Out of all the seasons I think about, the season of 1979-80 is the one I recall most fondly.
I was born in England in the late 1960s to Indian immigrant parents and the first memory I have of following cricket was the 1976 ‘Grovel’ tour by the West Indies. I remember being mesmerised by Viv Richards, Andy Roberts and Michael Holding.
But the next year was more fascinating as Man United won the FA Cup and their manager got sacked, which I could never understand why.
But more importantly, I kept hearing that all these cricketers had signed to play for some millionaire and they would never play Test cricket again.
My young mind couldn’t quite fathom all this but in 1978, I saw David Gower bat in a Sunday league match and he became my hero.
I thought he was the best batsman of all time and I spent hours trying to make myself a leftie to no avail (although I did look good in the mirror).
A few months later, my family decided to move to Australia and that was that.
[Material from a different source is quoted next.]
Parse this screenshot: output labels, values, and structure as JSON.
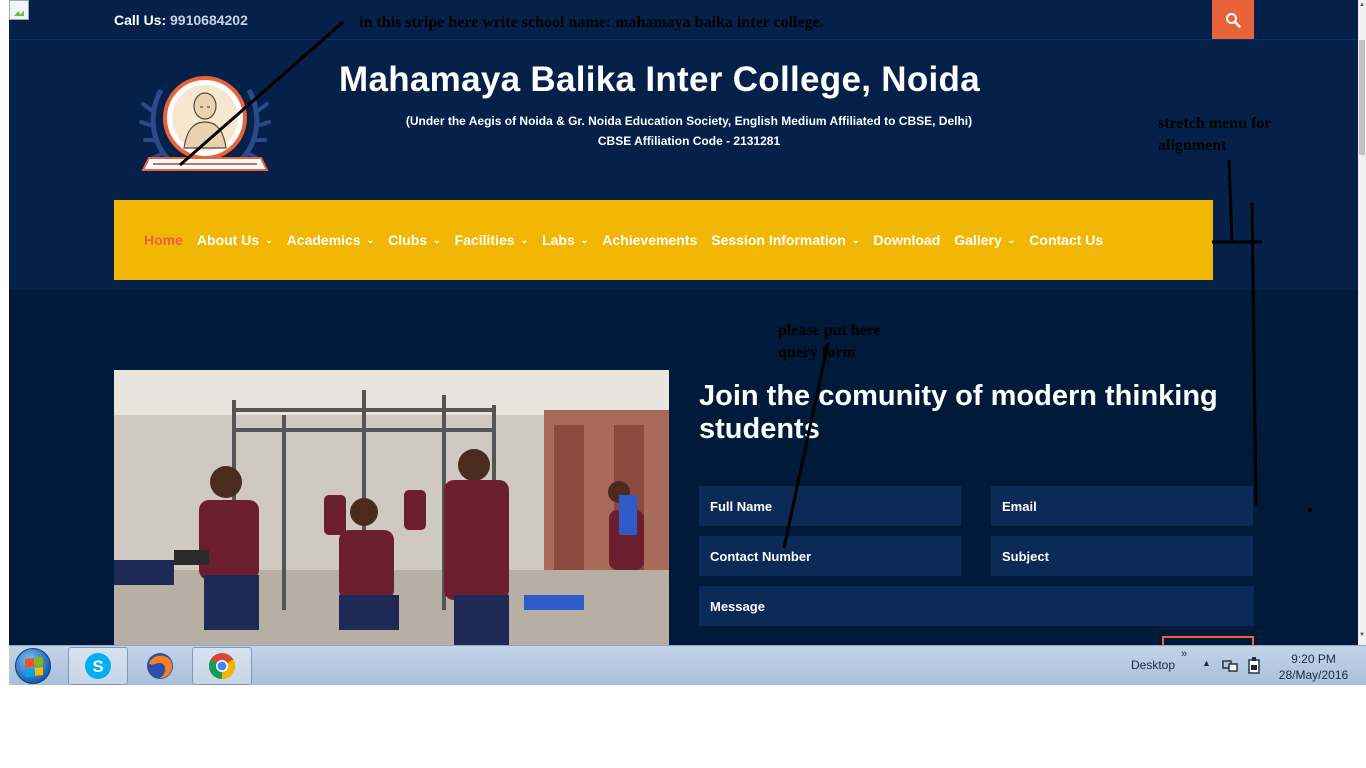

Off we went and suddenly I was at the SCG watching an Ashes Test where England were winning easily.
And the next week I was there again and Kerry Packer was collecting my ticket as WSC Australia were beating the WSC West Indies.
I had never been so close to cricketers in my life and yet, through it all, I found a new hero… Kim Hughes.
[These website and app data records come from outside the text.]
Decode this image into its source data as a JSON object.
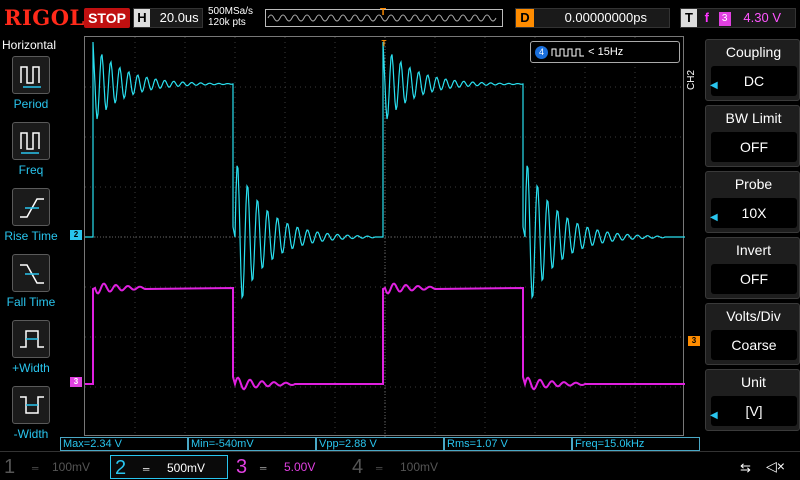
{
  "topbar": {
    "logo": "RIGOL",
    "run_status": "STOP",
    "horizontal_label": "H",
    "timebase": "20.0us",
    "sample_rate": "500MSa/s",
    "memory_depth": "120k pts",
    "trigger_pos_marker": "T",
    "delay_label": "D",
    "delay_value": "0.00000000ps",
    "trigger_label": "T",
    "trigger_edge": "f",
    "trigger_source": "3",
    "trigger_level": "4.30 V"
  },
  "leftmenu": {
    "title": "Horizontal",
    "items": [
      {
        "label": "Period",
        "icon": "period-icon"
      },
      {
        "label": "Freq",
        "icon": "freq-icon"
      },
      {
        "label": "Rise Time",
        "icon": "rise-time-icon"
      },
      {
        "label": "Fall Time",
        "icon": "fall-time-icon"
      },
      {
        "label": "+Width",
        "icon": "pos-width-icon"
      },
      {
        "label": "-Width",
        "icon": "neg-width-icon"
      }
    ]
  },
  "grid": {
    "trigger_marker": "T",
    "ch2_marker": "2",
    "ch3_marker": "3",
    "trigger_level_marker": "3",
    "counter": {
      "channel": "4",
      "text": "< 15Hz"
    }
  },
  "rightmenu": {
    "channel_tag": "CH2",
    "items": [
      {
        "title": "Coupling",
        "value": "DC",
        "has_arrow": true
      },
      {
        "title": "BW Limit",
        "value": "OFF",
        "has_arrow": false
      },
      {
        "title": "Probe",
        "value": "10X",
        "has_arrow": true
      },
      {
        "title": "Invert",
        "value": "OFF",
        "has_arrow": false
      },
      {
        "title": "Volts/Div",
        "value": "Coarse",
        "has_arrow": false
      },
      {
        "title": "Unit",
        "value": "[V]",
        "has_arrow": true
      }
    ]
  },
  "measurements": [
    {
      "label": "Max=2.34 V"
    },
    {
      "label": "Min=-540mV"
    },
    {
      "label": "Vpp=2.88 V"
    },
    {
      "label": "Rms=1.07 V"
    },
    {
      "label": "Freq=15.0kHz"
    }
  ],
  "channels": [
    {
      "num": "1",
      "scale": "100mV",
      "color": "#555555"
    },
    {
      "num": "2",
      "scale": "500mV",
      "color": "#29c5ee"
    },
    {
      "num": "3",
      "scale": "5.00V",
      "color": "#e040e0"
    },
    {
      "num": "4",
      "scale": "100mV",
      "color": "#555555"
    }
  ],
  "colors": {
    "ch2": "#29e0f0",
    "ch3": "#e020e0",
    "trigger": "#ff8c00",
    "accent": "#29c5ee"
  }
}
He was a right hander who just smashed the ball and stuck his tongue out while he did it (just like me except for the smashing the ball part!).
It was an interesting time watching the different series going on but in the middle of 1979, they said that there would be a compromise and everyone would get to play for Australia again.
Hughes was now captain and was scoring lots of runs in India and yet all the bigwigs like Ian Chappell were saying that forget about the captain, he would struggle to make the new Australian team.
By this time, I was also very closely allied with guys like Allan Border, Rodney Hogg, Geoff Dymock and others and I was delighted to see them all picked for the first Test versus the West Indies.
Anyway, the summer came along and suddenly there was official night cricket, white balls, sort of coloured clothes, classic catches (Ian Botham!) and it turned out to be the most memorable summer I can remember.
Hughes scored a fantastic ton at the Gabba versus the West Indies and a brilliant 99 at the WACA versus England to show he belonged on the big stage.
Richards was a beast even though he was injured half the time.
The quartet of Roberts, Holding, Joel Garner and Colin Croft were out of this world as the West Indies showed that they were now the undisputed number one of cricket.
And I even got to go to the SCG again to see Gower score a sparkling 98 not out!
There were many other highlights of the season but everyone seemed to get along again and enjoy each other’s success.
There may have been better cricket played over the years but for a 11-year-old boy in the suburbs of Sydney, this summer still remains the best of them all.